I was heartened and reassured by the feeling of growing confidence at this year’s CYBERUK in the heart of Manchester last week.
The lively buzz of conversation around the main hall, the thought-provoking presentations in every track, the keynotes and panels, the cyber games… Everywhere you looked there were new ideas being discussed, old problems being tackled and partnerships being forged. The UK cyber security community has become just that, a group of people working together for a common goal: the security and prosperity of our country.
All this is just as well because, as the talks in our Vulnerabilities Track clearly demonstrated, cyber threats continue to proliferate. We will need to make use of every resource if we’re going to match and overtake the pace at which our adversaries are evolving. That means, naturally, that we need to tap the resources of our very diverse nation. I’m glad to say that the diversity pledges we’ve seen at the conference this year promise a future where we draw on the strengths of our people, regardless of their appearance or beliefs but instead purely by ability.
That confidence I mentioned earlier is tempered by a healthy dose of pragmatism. We understand there’s much still to do in the field of cyber security but we’ve rolled our sleeves up and we’re getting on with it. Director GCHQ Jeremy Fleming’s announcement at the event, that we are taking the fight to the terrorists who use the internet to propagate their agenda, is powerful evidence of this.
Meanwhile, the tracks at this year's event show that we’re busy refining our concepts, developing our expertise, and bringing clarity to our discipline.

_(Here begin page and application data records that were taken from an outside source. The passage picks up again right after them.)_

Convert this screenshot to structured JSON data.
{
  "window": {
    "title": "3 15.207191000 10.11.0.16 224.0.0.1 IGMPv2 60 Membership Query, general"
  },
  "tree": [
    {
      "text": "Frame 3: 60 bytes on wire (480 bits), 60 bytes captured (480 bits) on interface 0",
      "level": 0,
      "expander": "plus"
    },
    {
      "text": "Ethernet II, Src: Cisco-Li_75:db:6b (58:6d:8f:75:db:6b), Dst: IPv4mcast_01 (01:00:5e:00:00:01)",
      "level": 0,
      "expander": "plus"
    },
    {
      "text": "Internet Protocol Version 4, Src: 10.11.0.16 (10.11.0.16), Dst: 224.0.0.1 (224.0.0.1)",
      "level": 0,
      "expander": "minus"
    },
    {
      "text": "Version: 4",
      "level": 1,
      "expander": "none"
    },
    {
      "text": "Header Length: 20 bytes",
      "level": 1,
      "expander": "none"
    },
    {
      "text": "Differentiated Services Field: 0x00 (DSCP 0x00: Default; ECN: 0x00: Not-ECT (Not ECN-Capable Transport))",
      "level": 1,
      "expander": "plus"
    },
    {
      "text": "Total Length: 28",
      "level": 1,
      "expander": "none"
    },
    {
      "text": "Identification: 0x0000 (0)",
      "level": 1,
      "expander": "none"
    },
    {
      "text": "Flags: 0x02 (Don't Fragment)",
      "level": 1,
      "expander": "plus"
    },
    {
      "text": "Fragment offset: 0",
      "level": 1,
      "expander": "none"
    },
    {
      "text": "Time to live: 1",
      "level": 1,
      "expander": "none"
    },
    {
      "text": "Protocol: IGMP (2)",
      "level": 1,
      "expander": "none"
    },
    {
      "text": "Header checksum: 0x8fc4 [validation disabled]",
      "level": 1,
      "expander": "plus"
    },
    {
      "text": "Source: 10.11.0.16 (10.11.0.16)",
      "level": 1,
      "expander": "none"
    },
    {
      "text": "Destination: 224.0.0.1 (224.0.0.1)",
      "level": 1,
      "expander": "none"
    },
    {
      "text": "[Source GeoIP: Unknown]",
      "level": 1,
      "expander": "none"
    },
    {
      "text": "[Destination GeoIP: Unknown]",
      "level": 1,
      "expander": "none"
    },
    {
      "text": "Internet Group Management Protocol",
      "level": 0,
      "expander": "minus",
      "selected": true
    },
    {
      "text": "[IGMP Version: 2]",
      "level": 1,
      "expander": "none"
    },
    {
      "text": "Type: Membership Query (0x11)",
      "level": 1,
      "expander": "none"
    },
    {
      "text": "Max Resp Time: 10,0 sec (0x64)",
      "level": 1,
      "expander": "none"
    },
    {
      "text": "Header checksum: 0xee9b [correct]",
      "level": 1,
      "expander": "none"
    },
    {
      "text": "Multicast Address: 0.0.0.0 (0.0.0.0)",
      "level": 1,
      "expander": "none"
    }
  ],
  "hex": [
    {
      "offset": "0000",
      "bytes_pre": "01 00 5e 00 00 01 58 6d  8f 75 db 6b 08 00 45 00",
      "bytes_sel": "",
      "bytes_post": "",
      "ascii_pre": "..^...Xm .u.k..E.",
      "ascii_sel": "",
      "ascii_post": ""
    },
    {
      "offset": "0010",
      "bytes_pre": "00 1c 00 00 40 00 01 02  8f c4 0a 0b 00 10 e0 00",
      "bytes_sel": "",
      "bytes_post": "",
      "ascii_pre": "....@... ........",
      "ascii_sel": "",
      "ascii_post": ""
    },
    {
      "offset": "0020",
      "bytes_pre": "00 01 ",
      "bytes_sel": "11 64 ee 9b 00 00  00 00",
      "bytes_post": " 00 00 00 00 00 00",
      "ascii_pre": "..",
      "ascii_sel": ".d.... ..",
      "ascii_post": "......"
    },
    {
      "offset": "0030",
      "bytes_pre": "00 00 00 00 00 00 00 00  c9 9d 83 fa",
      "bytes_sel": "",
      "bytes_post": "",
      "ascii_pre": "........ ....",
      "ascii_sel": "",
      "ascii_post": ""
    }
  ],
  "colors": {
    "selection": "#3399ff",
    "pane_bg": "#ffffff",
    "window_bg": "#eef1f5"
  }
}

Whole System Security emphasised the need to take a holistic approach to security, bringing in expertise from other disciplines, learning through a diversity of experience. Busting myths and bringing the domestic Internet of Things into focus, the Mitigations Track gave us all something to think about.
Detect and defend, meanwhile, delivered some valuable insights into how we can catch and mitigate real-world cyber attacks though effective monitoring. This track also examined high profile incidents such as WannaCry and NotPetya, and looked to the future, predicting the continued rise of such things as crypto-jacking and ‘cyber crime as a service’.
Due to the constant stream of worrying data breaches and other incidents, people are becoming more and more aware of just how important cyber security is. You can’t have privacy without security. Everyone at CYBERUK: delegates, sponsors, exhibitors and NCSC staff are all working hard to give us a world where security, privacy and prosperity are possible. And for that, as well as a fantastic conference in Manchester, I thank you.
Ciaran Martin, CEO NCSC